Shelton v. Tucker
Argued November 7, 1960
Decided December 12, 1960
364 U.S. 479
An Arkansas statute requires every teacher, as a condition of employment in a state supported school or college, to file annually an affidavit listing without limitation every organization to which he has belonged or regularly contributed within the preceding five years. Teachers in state supported schools and colleges are not covered by a civil service system, they are hired on a year-to-year basis, and they have no job security beyond the end of each school year. The contracts of the teachers here involved were not renewed, because they refused to file the required affidavits.
Held: The statute is invalid, because it deprives teachers of their right of associational freedom protected by the Due Process Clause of the Fourteenth Amendment from invasion by state action. Pp. 364 U. S. 480-490.
(a) There can be no doubt of the right of a State to investigate the competence and fitness of those whom it hires to teach in its schools. P. 364 U. S. 485.
(b) To compel a teacher to disclose his every associational tie is to impair his right of free association, a right closely allied to freedom of speech and a right which, like free speech, lies at the foundation of a free society. Pp. 364 U. S. 485-487.
(c) The unlimited and indiscriminate sweep of the statute here involved and its comprehensive interference with associational freedom go far beyond what might be justified in the exercise of the State's legitimate inquiry into the fitness and competence of its teachers. Pp. 364 U. S. 487-490.

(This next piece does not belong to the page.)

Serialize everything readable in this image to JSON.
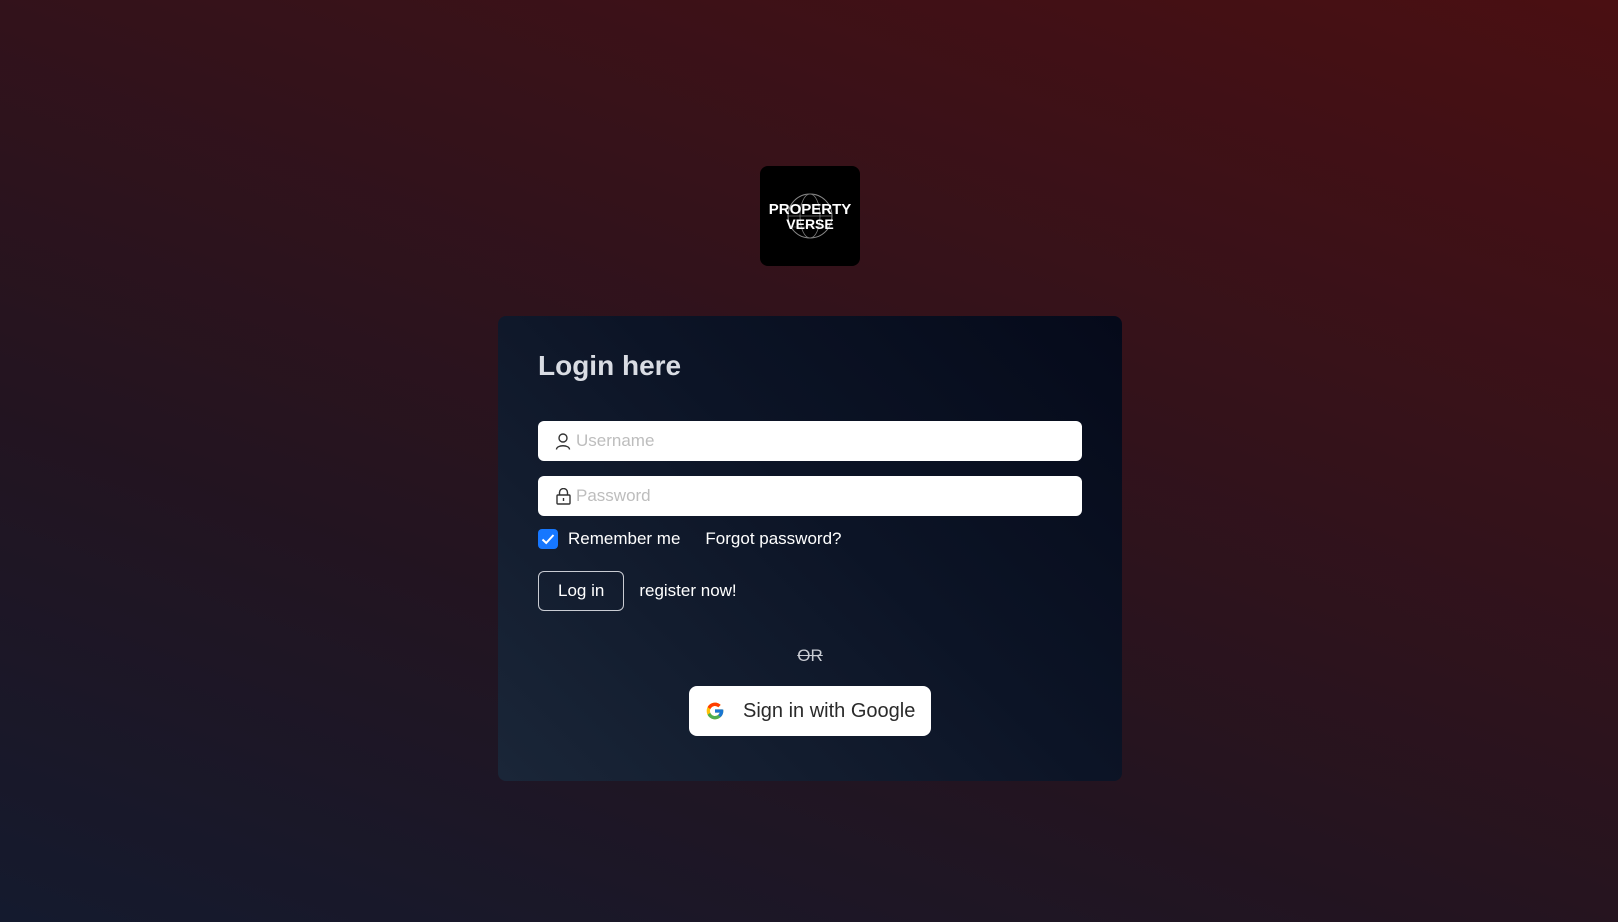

174 F.Supp. 351 and 231 Ark. 641, 331 S.W.2d 701, reversed.